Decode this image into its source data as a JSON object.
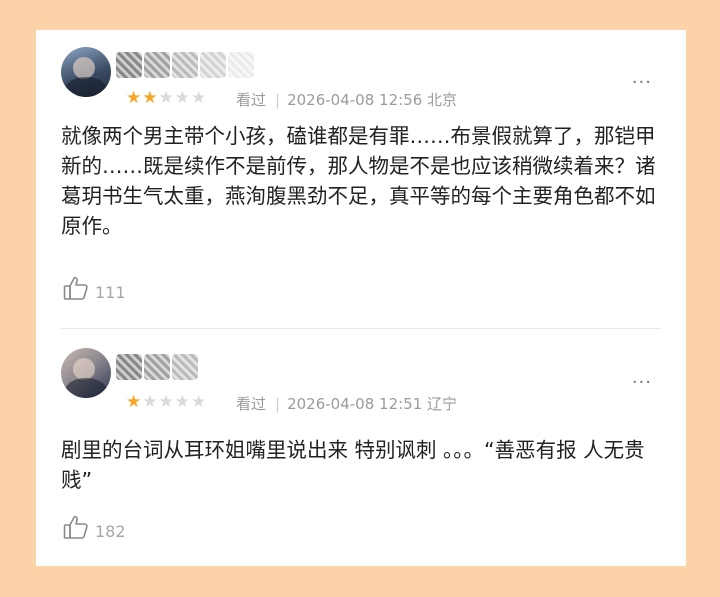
{
  "reviews": [
    {
      "rating": 2,
      "max_rating": 5,
      "watched_label": "看过",
      "timestamp": "2026-04-08 12:56",
      "location": "北京",
      "content": "就像两个男主带个小孩，磕谁都是有罪……布景假就算了，那铠甲新的……既是续作不是前传，那人物是不是也应该稍微续着来？诸葛玥书生气太重，燕洵腹黑劲不足，真平等的每个主要角色都不如原作。",
      "like_count": "111",
      "more_icon": "···"
    },
    {
      "rating": 1,
      "max_rating": 5,
      "watched_label": "看过",
      "timestamp": "2026-04-08 12:51",
      "location": "辽宁",
      "content": "剧里的台词从耳环姐嘴里说出来 特别讽刺 。。。“善恶有报 人无贵贱”",
      "like_count": "182",
      "more_icon": "···"
    }
  ],
  "colors": {
    "background": "#FCD3A8",
    "star_on": "#F6A623",
    "star_off": "#DADADA",
    "meta_text": "#9b9b9b"
  }
}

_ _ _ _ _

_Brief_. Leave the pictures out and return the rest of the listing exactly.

_Answer to this task_.
Decode this image into its source data as a JSON object.
{
  "reviews": [
    {
      "rating": 2,
      "max_rating": 5,
      "watched_label": "看过",
      "timestamp": "2026-04-08 12:56",
      "location": "北京",
      "content": "就像两个男主带个小孩，磕谁都是有罪……布景假就算了，那铠甲新的……既是续作不是前传，那人物是不是也应该稍微续着来？诸葛玥书生气太重，燕洵腹黑劲不足，真平等的每个主要角色都不如原作。",
      "like_count": "111",
      "more_icon": "···"
    },
    {
      "rating": 1,
      "max_rating": 5,
      "watched_label": "看过",
      "timestamp": "2026-04-08 12:51",
      "location": "辽宁",
      "content": "剧里的台词从耳环姐嘴里说出来 特别讽刺 。。。“善恶有报 人无贵贱”",
      "like_count": "182",
      "more_icon": "···"
    }
  ],
  "colors": {
    "background": "#FCD3A8",
    "star_on": "#F6A623",
    "star_off": "#DADADA",
    "meta_text": "#9b9b9b"
  }
}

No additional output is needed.